Shmutz! That is most likely what any of my rebbeim would have called it.
It was a lurid tale about a sexual encounter. Not really all that newsworthy in the scheme of things today. Certainly it was not pornographic by modern standards. It would hardly rate a PG rating in a movie if it were shot without exposing any nudity. And yet it has caused quite a furor at Yeshiva University. That’s because this particular tale was written for the online student paper, the YU Beacon, by a female student who attends YU’s Stern College for Women.
The anonymous writer describes herself as modern Orthodox. In vivid detail she describes to the reader what was on her mind as she anticipates and then has that encounter with a young presumably Orthodox male student from the same university. Afterward she expresses regret by saying, ‘The only thing I learn is how to do the walk of shame the day after’.

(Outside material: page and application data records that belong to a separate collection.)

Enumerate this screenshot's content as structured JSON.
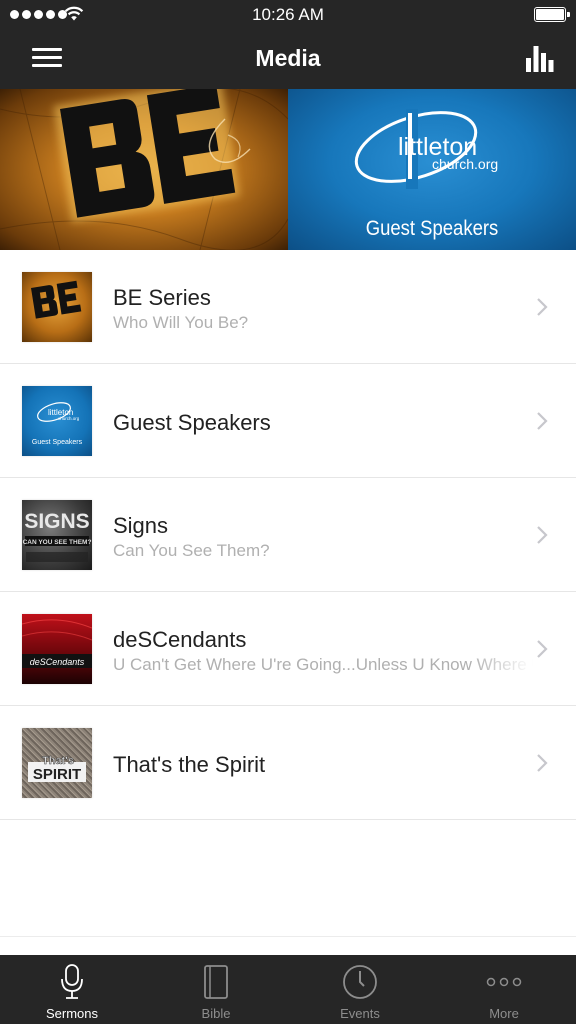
{
  "status_bar": {
    "time": "10:26 AM"
  },
  "nav": {
    "title": "Media"
  },
  "banner": {
    "left_logo_text": "BE",
    "right_brand_line1": "littleton",
    "right_brand_line2": "church.org",
    "right_label": "Guest Speakers"
  },
  "media": [
    {
      "title": "BE Series",
      "subtitle": "Who Will You Be?"
    },
    {
      "title": "Guest Speakers",
      "subtitle": ""
    },
    {
      "title": "Signs",
      "subtitle": "Can You See Them?"
    },
    {
      "title": "deSCendants",
      "subtitle": "U Can't Get Where U're Going...Unless U Know Where U've Been"
    },
    {
      "title": "That's the Spirit",
      "subtitle": ""
    }
  ],
  "thumbs": {
    "be": "BE",
    "guest_line1": "littleton",
    "guest_line2": "church.org",
    "guest_caption": "Guest Speakers",
    "signs_title": "SIGNS",
    "signs_sub": "CAN YOU SEE THEM?",
    "descendants": "deSCendants",
    "spirit_small": "That's",
    "spirit_big": "SPIRIT"
  },
  "tabs": [
    {
      "label": "Sermons",
      "icon": "microphone-icon",
      "active": true
    },
    {
      "label": "Bible",
      "icon": "book-icon",
      "active": false
    },
    {
      "label": "Events",
      "icon": "clock-icon",
      "active": false
    },
    {
      "label": "More",
      "icon": "ellipsis-icon",
      "active": false
    }
  ],
  "colors": {
    "bar_background": "#262626",
    "active_tab": "#ffffff",
    "inactive_tab": "#8d8d8d",
    "subtitle_gray": "#b0b0b0",
    "brand_blue": "#1777bb"
  }
}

I don’t know if the tale was fact or fiction. But this kind of thing does happen.
It may seem strange to some people. If one is religious enough to care about Shabbos and Kashrus, wouldn’t they be careful to not violate one of the most serious transgressions in Judaism (Hilchos Niddah)? One would think so. But the sex drive is very strong and Chazal recognized this. That is why they said ‘Ayn Apitropus L’Arayos’ – there is no guardian for sex. Everyone is susceptible to temptations of the flesh no matter how religious they are.
I’m not sure how prevalent this phenomenon is. My guess is that it is relatively rare. I am also convinced that to the extent that it happens at all - it is not the exclusive domain of Yeshiva University. Most religious students would of course never do anything like that even though their sex drive is very alive and well – no matter what their background.
That is why there are so many barriers erected between the sexes in Orthodoxy – especially among Charedim and even more so in the Chasidic world. In fact one of the reasons Chasidim get married so young is because they understand the power of the sex drive in young people. It is not uncommon for a young Chasidic couple to get married while both are still in their teens.
The culture of modern Orthodoxy that is Yeshiva University does not discourage the mingling of the sexes. Although the men and women are geographically separated, there is plenty of socializing. Most of the time it is fairly innocent. Sometimes it even results in an engagement and succesful marriage.
But… combined with the fact that students from modern backgrounds imbibe quite liberally in the culture with all of its sexually provocative images – my guess is that it probably makes them more vulnerable.
I think that makes a story like this an important one. Fact or fiction at the very least it tells you what’s on the mind of at least some Orthodox young people. And that ought not to be buried into our collective subconscious. It is far better to get it out into the open and to talk about it. If a school is going to properly deal with this problem they have to understand what is going on in the minds of their students.
The question arises as to whether a story like this belongs in a student publication of Yeshiva University a school that believes in Torah and Mada. On the university (Mada) side freedom of expression is paramount and ought not to be censored. On the Yeshiva (Torah) side it is highly inappropriate to be telling lurid tales like this… even if it generates much needed discussion.
Ideally Torah and Mada should never be in conflict. But not all Mada is values neutral, and when those values come into conflict with Torah values, they ought to be put aside. Shumtz does not belong anywhere in an institution with the word Yeshiva as part of its title.
YU President Richard Joel and their student council correctly asked them to take down the article. At first they agreed and then later they put it back up. Editors at the Beacon did not like the idea of censorship and has decided to sever its ties with YU instead. I agree with that decision. Whatever the merit of an article like this, it does not belong in a religiously affiliated publication – at least not in the form it was written.
That said there needs to be a conversation about these problems. They are not going away. Although highly inappropriate - perhaps a shocking article like this is what’s needed to kick start the discussion. But the Beacon was wrong to do it under the auspices of YU. So breaking off from YU was the right thing to do. I just wish they had done that first.